→ **Material for this exercise**

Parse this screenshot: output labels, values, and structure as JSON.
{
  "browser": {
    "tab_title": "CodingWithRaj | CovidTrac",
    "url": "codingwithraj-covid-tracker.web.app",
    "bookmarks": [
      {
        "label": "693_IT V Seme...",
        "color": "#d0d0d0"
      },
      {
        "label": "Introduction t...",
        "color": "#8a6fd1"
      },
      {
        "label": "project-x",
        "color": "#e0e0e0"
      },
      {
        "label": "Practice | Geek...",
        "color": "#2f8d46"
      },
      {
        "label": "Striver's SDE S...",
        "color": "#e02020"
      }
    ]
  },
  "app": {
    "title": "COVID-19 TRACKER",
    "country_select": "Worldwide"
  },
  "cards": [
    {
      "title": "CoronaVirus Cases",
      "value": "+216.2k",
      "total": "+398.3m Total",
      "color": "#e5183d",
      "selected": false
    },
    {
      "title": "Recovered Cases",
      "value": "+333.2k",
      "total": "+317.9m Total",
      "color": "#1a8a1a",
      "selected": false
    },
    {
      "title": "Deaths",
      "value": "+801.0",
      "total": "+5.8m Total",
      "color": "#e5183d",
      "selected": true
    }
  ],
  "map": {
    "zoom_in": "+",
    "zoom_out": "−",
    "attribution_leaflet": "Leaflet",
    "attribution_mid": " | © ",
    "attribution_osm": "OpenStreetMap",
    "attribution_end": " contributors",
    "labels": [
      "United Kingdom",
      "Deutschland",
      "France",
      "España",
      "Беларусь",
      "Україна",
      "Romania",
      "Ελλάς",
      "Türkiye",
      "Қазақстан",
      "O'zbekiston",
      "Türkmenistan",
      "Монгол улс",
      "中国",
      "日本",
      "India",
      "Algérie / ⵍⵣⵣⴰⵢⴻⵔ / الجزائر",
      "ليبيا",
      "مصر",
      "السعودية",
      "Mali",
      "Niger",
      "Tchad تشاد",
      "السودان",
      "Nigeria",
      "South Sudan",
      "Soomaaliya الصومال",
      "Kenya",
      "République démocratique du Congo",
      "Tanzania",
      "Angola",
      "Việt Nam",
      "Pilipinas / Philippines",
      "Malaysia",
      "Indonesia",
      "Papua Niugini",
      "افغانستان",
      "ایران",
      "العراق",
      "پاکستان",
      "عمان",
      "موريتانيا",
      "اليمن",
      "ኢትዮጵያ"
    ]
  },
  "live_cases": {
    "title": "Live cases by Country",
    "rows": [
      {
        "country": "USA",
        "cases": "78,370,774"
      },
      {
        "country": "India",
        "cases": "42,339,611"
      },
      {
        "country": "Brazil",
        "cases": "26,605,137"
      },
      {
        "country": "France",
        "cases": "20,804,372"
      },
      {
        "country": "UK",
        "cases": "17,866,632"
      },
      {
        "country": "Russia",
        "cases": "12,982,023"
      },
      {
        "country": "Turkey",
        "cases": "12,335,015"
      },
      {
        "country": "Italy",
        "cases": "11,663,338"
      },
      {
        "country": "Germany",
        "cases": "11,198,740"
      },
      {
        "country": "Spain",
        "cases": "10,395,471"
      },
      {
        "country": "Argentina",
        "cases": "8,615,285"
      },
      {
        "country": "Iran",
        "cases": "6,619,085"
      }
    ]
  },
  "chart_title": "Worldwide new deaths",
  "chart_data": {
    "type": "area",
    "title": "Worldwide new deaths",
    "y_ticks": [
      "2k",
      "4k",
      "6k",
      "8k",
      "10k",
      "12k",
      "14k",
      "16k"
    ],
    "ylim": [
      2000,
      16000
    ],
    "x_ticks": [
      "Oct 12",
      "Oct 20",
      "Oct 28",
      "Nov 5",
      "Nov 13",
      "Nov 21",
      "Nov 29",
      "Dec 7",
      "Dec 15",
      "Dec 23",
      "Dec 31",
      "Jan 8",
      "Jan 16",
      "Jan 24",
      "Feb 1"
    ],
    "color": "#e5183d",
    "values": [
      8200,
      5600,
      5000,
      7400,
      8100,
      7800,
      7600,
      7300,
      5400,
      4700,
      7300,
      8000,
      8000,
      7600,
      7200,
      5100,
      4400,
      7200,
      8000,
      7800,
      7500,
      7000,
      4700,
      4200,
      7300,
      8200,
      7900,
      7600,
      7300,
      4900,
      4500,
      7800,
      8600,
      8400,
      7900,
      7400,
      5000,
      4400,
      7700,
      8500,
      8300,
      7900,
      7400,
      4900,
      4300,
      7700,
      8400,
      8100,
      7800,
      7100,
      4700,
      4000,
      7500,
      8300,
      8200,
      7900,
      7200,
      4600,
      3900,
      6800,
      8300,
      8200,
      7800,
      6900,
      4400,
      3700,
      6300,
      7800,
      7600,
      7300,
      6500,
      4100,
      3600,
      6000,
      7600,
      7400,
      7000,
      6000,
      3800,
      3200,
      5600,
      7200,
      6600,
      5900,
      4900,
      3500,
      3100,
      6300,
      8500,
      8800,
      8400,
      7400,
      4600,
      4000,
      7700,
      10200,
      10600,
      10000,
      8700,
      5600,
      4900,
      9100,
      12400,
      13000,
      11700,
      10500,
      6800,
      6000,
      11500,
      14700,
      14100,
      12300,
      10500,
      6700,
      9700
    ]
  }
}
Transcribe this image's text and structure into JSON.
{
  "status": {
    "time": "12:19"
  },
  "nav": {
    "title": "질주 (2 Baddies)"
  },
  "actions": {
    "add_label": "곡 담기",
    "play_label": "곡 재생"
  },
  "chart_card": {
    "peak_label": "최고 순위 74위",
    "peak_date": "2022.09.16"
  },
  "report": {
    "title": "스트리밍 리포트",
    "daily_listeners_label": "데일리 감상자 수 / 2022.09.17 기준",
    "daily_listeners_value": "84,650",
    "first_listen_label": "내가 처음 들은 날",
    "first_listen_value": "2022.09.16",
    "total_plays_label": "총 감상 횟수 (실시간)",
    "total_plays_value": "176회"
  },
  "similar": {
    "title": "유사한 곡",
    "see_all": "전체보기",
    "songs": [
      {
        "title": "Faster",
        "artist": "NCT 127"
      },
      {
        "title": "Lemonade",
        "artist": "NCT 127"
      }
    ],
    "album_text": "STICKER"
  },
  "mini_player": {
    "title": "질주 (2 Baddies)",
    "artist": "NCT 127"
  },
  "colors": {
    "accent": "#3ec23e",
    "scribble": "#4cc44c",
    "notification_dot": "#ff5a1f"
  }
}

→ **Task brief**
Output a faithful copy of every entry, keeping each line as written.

→ **Solution for this exercise**
Parse this screenshot: output labels, values, and structure as JSON.
{
  "browser": {
    "tab_title": "CodingWithRaj | CovidTrac",
    "url": "codingwithraj-covid-tracker.web.app",
    "bookmarks": [
      {
        "label": "693_IT V Seme...",
        "color": "#d0d0d0"
      },
      {
        "label": "Introduction t...",
        "color": "#8a6fd1"
      },
      {
        "label": "project-x",
        "color": "#e0e0e0"
      },
      {
        "label": "Practice | Geek...",
        "color": "#2f8d46"
      },
      {
        "label": "Striver's SDE S...",
        "color": "#e02020"
      }
    ]
  },
  "app": {
    "title": "COVID-19 TRACKER",
    "country_select": "Worldwide"
  },
  "cards": [
    {
      "title": "CoronaVirus Cases",
      "value": "+216.2k",
      "total": "+398.3m Total",
      "color": "#e5183d",
      "selected": false
    },
    {
      "title": "Recovered Cases",
      "value": "+333.2k",
      "total": "+317.9m Total",
      "color": "#1a8a1a",
      "selected": false
    },
    {
      "title": "Deaths",
      "value": "+801.0",
      "total": "+5.8m Total",
      "color": "#e5183d",
      "selected": true
    }
  ],
  "map": {
    "zoom_in": "+",
    "zoom_out": "−",
    "attribution_leaflet": "Leaflet",
    "attribution_mid": " | © ",
    "attribution_osm": "OpenStreetMap",
    "attribution_end": " contributors",
    "labels": [
      "United Kingdom",
      "Deutschland",
      "France",
      "España",
      "Беларусь",
      "Україна",
      "Romania",
      "Ελλάς",
      "Türkiye",
      "Қазақстан",
      "O'zbekiston",
      "Türkmenistan",
      "Монгол улс",
      "中国",
      "日本",
      "India",
      "Algérie / ⵍⵣⵣⴰⵢⴻⵔ / الجزائر",
      "ليبيا",
      "مصر",
      "السعودية",
      "Mali",
      "Niger",
      "Tchad تشاد",
      "السودان",
      "Nigeria",
      "South Sudan",
      "Soomaaliya الصومال",
      "Kenya",
      "République démocratique du Congo",
      "Tanzania",
      "Angola",
      "Việt Nam",
      "Pilipinas / Philippines",
      "Malaysia",
      "Indonesia",
      "Papua Niugini",
      "افغانستان",
      "ایران",
      "العراق",
      "پاکستان",
      "عمان",
      "موريتانيا",
      "اليمن",
      "ኢትዮጵያ"
    ]
  },
  "live_cases": {
    "title": "Live cases by Country",
    "rows": [
      {
        "country": "USA",
        "cases": "78,370,774"
      },
      {
        "country": "India",
        "cases": "42,339,611"
      },
      {
        "country": "Brazil",
        "cases": "26,605,137"
      },
      {
        "country": "France",
        "cases": "20,804,372"
      },
      {
        "country": "UK",
        "cases": "17,866,632"
      },
      {
        "country": "Russia",
        "cases": "12,982,023"
      },
      {
        "country": "Turkey",
        "cases": "12,335,015"
      },
      {
        "country": "Italy",
        "cases": "11,663,338"
      },
      {
        "country": "Germany",
        "cases": "11,198,740"
      },
      {
        "country": "Spain",
        "cases": "10,395,471"
      },
      {
        "country": "Argentina",
        "cases": "8,615,285"
      },
      {
        "country": "Iran",
        "cases": "6,619,085"
      }
    ]
  },
  "chart_title": "Worldwide new deaths",
  "chart_data": {
    "type": "area",
    "title": "Worldwide new deaths",
    "y_ticks": [
      "2k",
      "4k",
      "6k",
      "8k",
      "10k",
      "12k",
      "14k",
      "16k"
    ],
    "ylim": [
      2000,
      16000
    ],
    "x_ticks": [
      "Oct 12",
      "Oct 20",
      "Oct 28",
      "Nov 5",
      "Nov 13",
      "Nov 21",
      "Nov 29",
      "Dec 7",
      "Dec 15",
      "Dec 23",
      "Dec 31",
      "Jan 8",
      "Jan 16",
      "Jan 24",
      "Feb 1"
    ],
    "color": "#e5183d",
    "values": [
      8200,
      5600,
      5000,
      7400,
      8100,
      7800,
      7600,
      7300,
      5400,
      4700,
      7300,
      8000,
      8000,
      7600,
      7200,
      5100,
      4400,
      7200,
      8000,
      7800,
      7500,
      7000,
      4700,
      4200,
      7300,
      8200,
      7900,
      7600,
      7300,
      4900,
      4500,
      7800,
      8600,
      8400,
      7900,
      7400,
      5000,
      4400,
      7700,
      8500,
      8300,
      7900,
      7400,
      4900,
      4300,
      7700,
      8400,
      8100,
      7800,
      7100,
      4700,
      4000,
      7500,
      8300,
      8200,
      7900,
      7200,
      4600,
      3900,
      6800,
      8300,
      8200,
      7800,
      6900,
      4400,
      3700,
      6300,
      7800,
      7600,
      7300,
      6500,
      4100,
      3600,
      6000,
      7600,
      7400,
      7000,
      6000,
      3800,
      3200,
      5600,
      7200,
      6600,
      5900,
      4900,
      3500,
      3100,
      6300,
      8500,
      8800,
      8400,
      7400,
      4600,
      4000,
      7700,
      10200,
      10600,
      10000,
      8700,
      5600,
      4900,
      9100,
      12400,
      13000,
      11700,
      10500,
      6800,
      6000,
      11500,
      14700,
      14100,
      12300,
      10500,
      6700,
      9700
    ]
  }
}
Transcribe this image's text and structure into JSON.
{
  "status": {
    "time": "12:19"
  },
  "nav": {
    "title": "질주 (2 Baddies)"
  },
  "actions": {
    "add_label": "곡 담기",
    "play_label": "곡 재생"
  },
  "chart_card": {
    "peak_label": "최고 순위 74위",
    "peak_date": "2022.09.16"
  },
  "report": {
    "title": "스트리밍 리포트",
    "daily_listeners_label": "데일리 감상자 수 / 2022.09.17 기준",
    "daily_listeners_value": "84,650",
    "first_listen_label": "내가 처음 들은 날",
    "first_listen_value": "2022.09.16",
    "total_plays_label": "총 감상 횟수 (실시간)",
    "total_plays_value": "176회"
  },
  "similar": {
    "title": "유사한 곡",
    "see_all": "전체보기",
    "songs": [
      {
        "title": "Faster",
        "artist": "NCT 127"
      },
      {
        "title": "Lemonade",
        "artist": "NCT 127"
      }
    ],
    "album_text": "STICKER"
  },
  "mini_player": {
    "title": "질주 (2 Baddies)",
    "artist": "NCT 127"
  },
  "colors": {
    "accent": "#3ec23e",
    "scribble": "#4cc44c",
    "notification_dot": "#ff5a1f"
  }
}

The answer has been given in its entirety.